> _ASSIGNED TASK_:
As the answer, give every line of the records that includes the word "screenshot".

> _GIVEN RECORDS_:
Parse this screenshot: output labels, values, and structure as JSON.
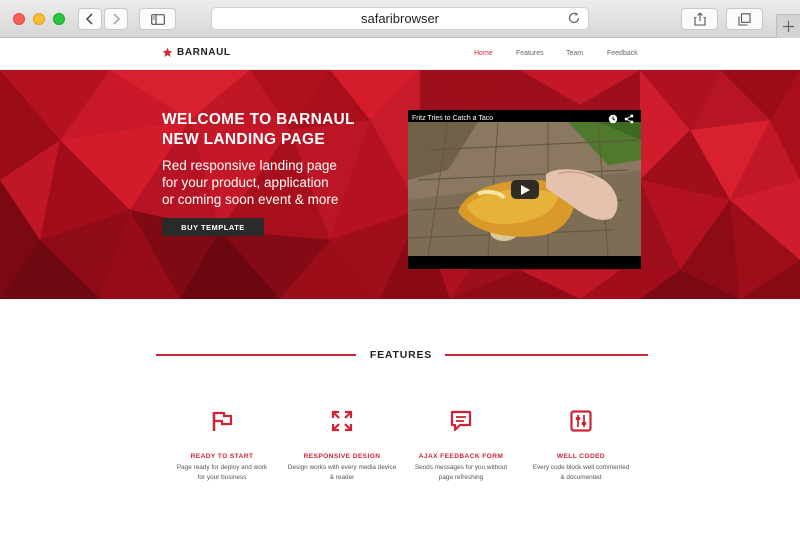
{
  "browser": {
    "address": "safaribrowser",
    "icons": [
      "back-icon",
      "forward-icon",
      "sidebar-icon",
      "reload-icon",
      "share-icon",
      "tabs-icon",
      "plus-icon"
    ]
  },
  "site": {
    "brand": "BARNAUL",
    "nav": [
      "Home",
      "Features",
      "Team",
      "Feedback"
    ],
    "active_nav": "Home",
    "accent": "#d12c3d"
  },
  "hero": {
    "title_line1": "WELCOME TO BARNAUL",
    "title_line2": "NEW LANDING PAGE",
    "sub_line1": "Red responsive landing page",
    "sub_line2": "for your product, application",
    "sub_line3": "or coming soon event & more",
    "button": "BUY TEMPLATE",
    "video": {
      "title": "Fritz Tries to Catch a Taco"
    }
  },
  "features": {
    "heading": "FEATURES",
    "items": [
      {
        "icon": "flag-icon",
        "title": "READY TO START",
        "line1": "Page ready for deploy and work",
        "line2": "for your business"
      },
      {
        "icon": "expand-icon",
        "title": "RESPONSIVE DESIGN",
        "line1": "Design works with every media device",
        "line2": "& reader"
      },
      {
        "icon": "chat-icon",
        "title": "AJAX FEEDBACK FORM",
        "line1": "Sends messages for you without",
        "line2": "page refreshing"
      },
      {
        "icon": "sliders-icon",
        "title": "WELL CODED",
        "line1": "Every code block well commented",
        "line2": "& documented"
      }
    ]
  }
}
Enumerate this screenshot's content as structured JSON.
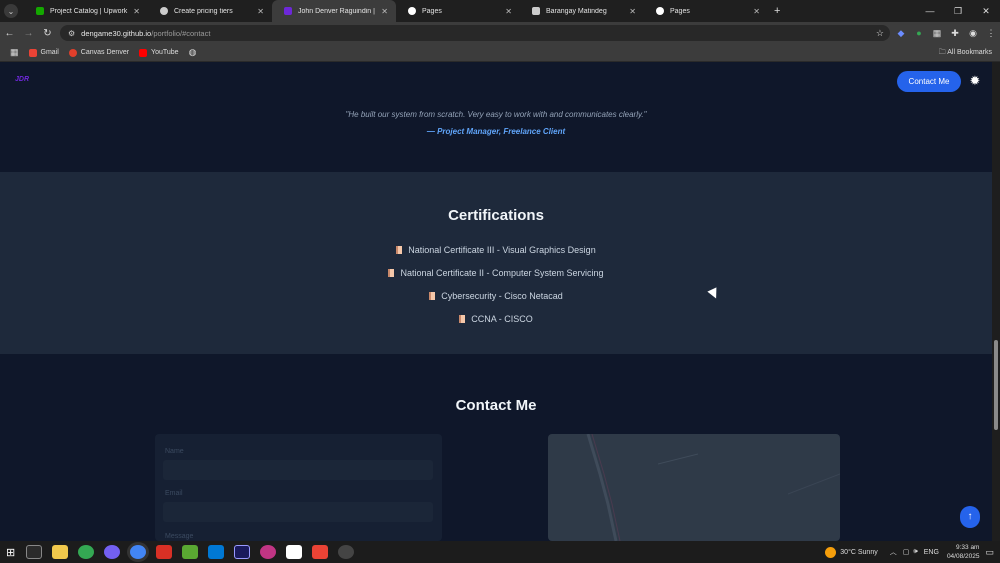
{
  "browser": {
    "tabs": [
      {
        "title": "Project Catalog | Upwork",
        "favicon_color": "#14a800",
        "active": false
      },
      {
        "title": "Create pricing tiers",
        "favicon_color": "#cccccc",
        "active": false
      },
      {
        "title": "John Denver Raguindin | Portfo",
        "favicon_color": "#6d28d9",
        "active": true
      },
      {
        "title": "Pages",
        "favicon_color": "#ffffff",
        "active": false
      },
      {
        "title": "Barangay Matindeg",
        "favicon_color": "#cccccc",
        "active": false
      },
      {
        "title": "Pages",
        "favicon_color": "#ffffff",
        "active": false
      }
    ],
    "url_host": "dengame30.github.io",
    "url_path": "/portfolio/#contact",
    "bookmarks": [
      {
        "label": "Gmail",
        "icon_color": "#ea4335"
      },
      {
        "label": "Canvas Denver",
        "icon_color": "#e13f2b"
      },
      {
        "label": "YouTube",
        "icon_color": "#ff0000"
      }
    ],
    "all_bookmarks_label": "All Bookmarks"
  },
  "page": {
    "logo": "JDR",
    "contact_button": "Contact Me",
    "testimonial": {
      "quote": "\"He built our system from scratch. Very easy to work with and communicates clearly.\"",
      "author": "— Project Manager, Freelance Client"
    },
    "certifications": {
      "title": "Certifications",
      "items": [
        "National Certificate III - Visual Graphics Design",
        "National Certificate II - Computer System Servicing",
        "Cybersecurity - Cisco Netacad",
        "CCNA - CISCO"
      ]
    },
    "contact": {
      "title": "Contact Me",
      "name_label": "Name",
      "email_label": "Email",
      "message_label": "Message"
    },
    "back_to_top": "↑"
  },
  "taskbar": {
    "weather": "30°C  Sunny",
    "language": "ENG",
    "time": "9:33 am",
    "date": "04/08/2025"
  },
  "colors": {
    "accent": "#2563eb",
    "link": "#60a5fa",
    "bg_dark": "#0f172a",
    "bg_section": "#1e293b"
  }
}
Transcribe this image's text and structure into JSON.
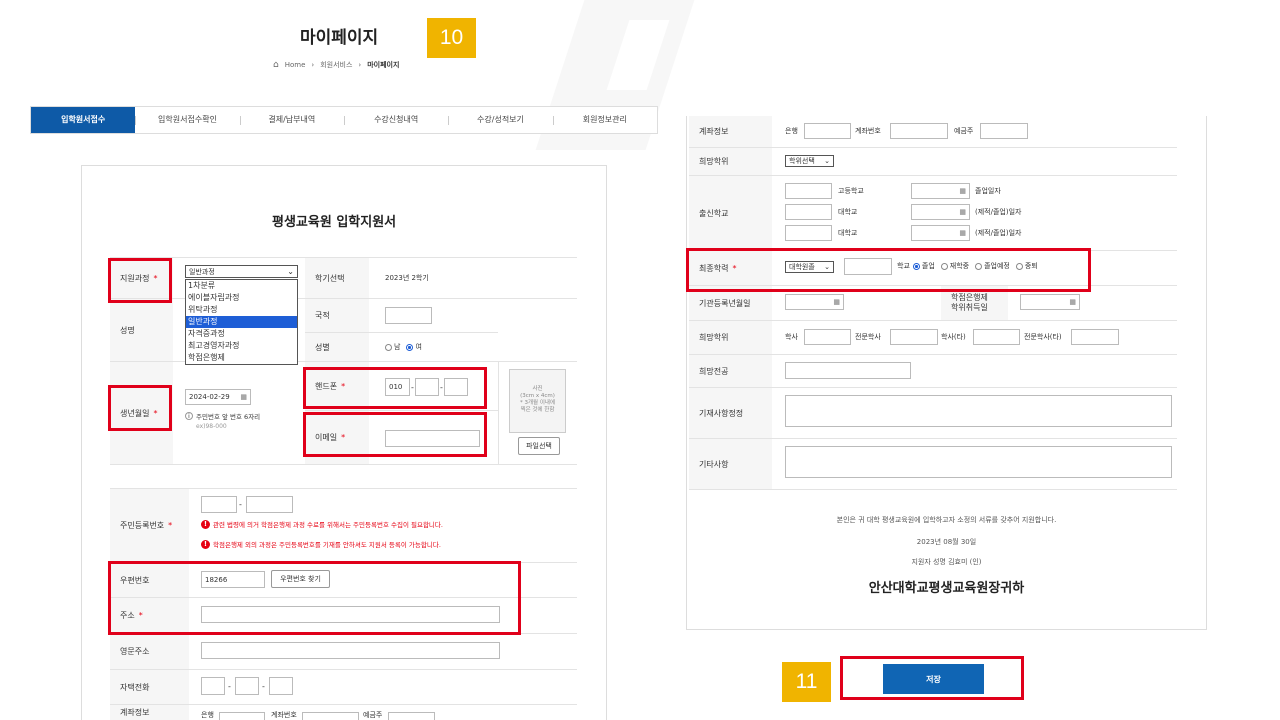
{
  "header": {
    "title": "마이페이지",
    "step_top": "10",
    "step_bottom": "11"
  },
  "breadcrumb": {
    "home": "Home",
    "mid": "회원서비스",
    "current": "마이페이지"
  },
  "tabs": [
    "입학원서접수",
    "입학원서접수확인",
    "결제/납부내역",
    "수강신청내역",
    "수강/성적보기",
    "회원정보관리"
  ],
  "form": {
    "title": "평생교육원 입학지원서",
    "course_label": "지원과정",
    "course_selected": "일반과정",
    "course_options": [
      "1차분류",
      "에이블자립과정",
      "위탁과정",
      "일반과정",
      "자격증과정",
      "최고경영자과정",
      "학점은행제"
    ],
    "term_label": "학기선택",
    "term_value": "2023년 2학기",
    "name_label": "성명",
    "nationality_label": "국적",
    "gender_label": "성별",
    "gender_male": "남",
    "gender_female": "여",
    "birth_label": "생년월일",
    "birth_value": "2024-02-29",
    "birth_hint": "주민번호 앞 번호 6자리",
    "birth_hint_2": "ex)98-000",
    "phone_label": "핸드폰",
    "phone_prefix": "010",
    "email_label": "이메일",
    "photo_text_1": "사진",
    "photo_text_2": "(3cm x 4cm)",
    "photo_text_3": "* 3개월 이내에",
    "photo_text_4": "찍은 것에 한함",
    "file_button": "파일선택",
    "rrn_label": "주민등록번호",
    "rrn_warn_1": "관련 법령에 의거 학점은행제 과정 수료를 위해서는 주민등록번호 수집이 필요합니다.",
    "rrn_warn_2": "학점은행제 외의 과정은 주민등록번호를 기재를 안하셔도 지원서 등록이 가능합니다.",
    "zip_label": "우편번호",
    "zip_value": "18266",
    "zip_button": "우편번호 찾기",
    "address_label": "주소",
    "eng_address_label": "영문주소",
    "home_phone_label": "자택전화",
    "account_label": "계좌정보",
    "bank_label": "은행",
    "account_no_label": "계좌번호",
    "holder_label": "예금주"
  },
  "right": {
    "account_label": "계좌정보",
    "bank_label": "은행",
    "account_no_label": "계좌번호",
    "holder_label": "예금주",
    "degree_label": "희망학위",
    "degree_select": "학위선택",
    "school_label": "출신학교",
    "highschool": "고등학교",
    "grad_date": "졸업일자",
    "university": "대학교",
    "univ_date": "(제적/졸업)일자",
    "final_edu_label": "최종학력",
    "final_edu_select": "대학원졸",
    "school_suffix": "학교",
    "status_options": [
      "졸업",
      "재학중",
      "졸업예정",
      "중퇴"
    ],
    "reg_date_label": "기관등록년월일",
    "credit_date_label_1": "학점은행제",
    "credit_date_label_2": "학위취득일",
    "desired_degree_label": "희망학위",
    "bachelor": "학사",
    "pro_bachelor": "전문학사",
    "bachelor_other": "학사(타)",
    "pro_bachelor_other": "전문학사(타)",
    "major_label": "희망전공",
    "remark_label": "기재사항정정",
    "etc_label": "기타사항",
    "declaration": "본인은 귀 대학 평생교육원에 입학하고자 소정의 서류를 갖추어 지원합니다.",
    "date": "2023년 08월 30일",
    "applicant": "지원자 성명 김효미 (인)",
    "closing": "안산대학교평생교육원장귀하",
    "save_button": "저장"
  },
  "colors": {
    "primary": "#0e5aa7",
    "highlight": "#e0001a",
    "badge": "#f0b400"
  }
}
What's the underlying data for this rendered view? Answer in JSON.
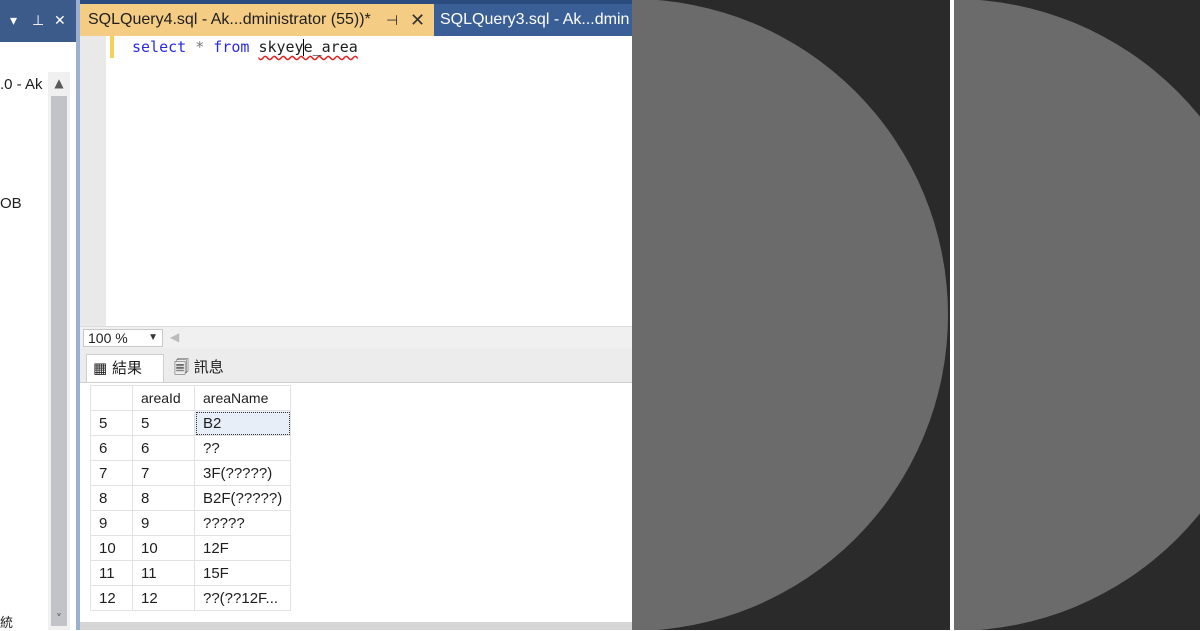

> _SOLUTION_:
Parse this screenshot: output labels, values, and structure as JSON.
Enumerate this screenshot's content as structured JSON.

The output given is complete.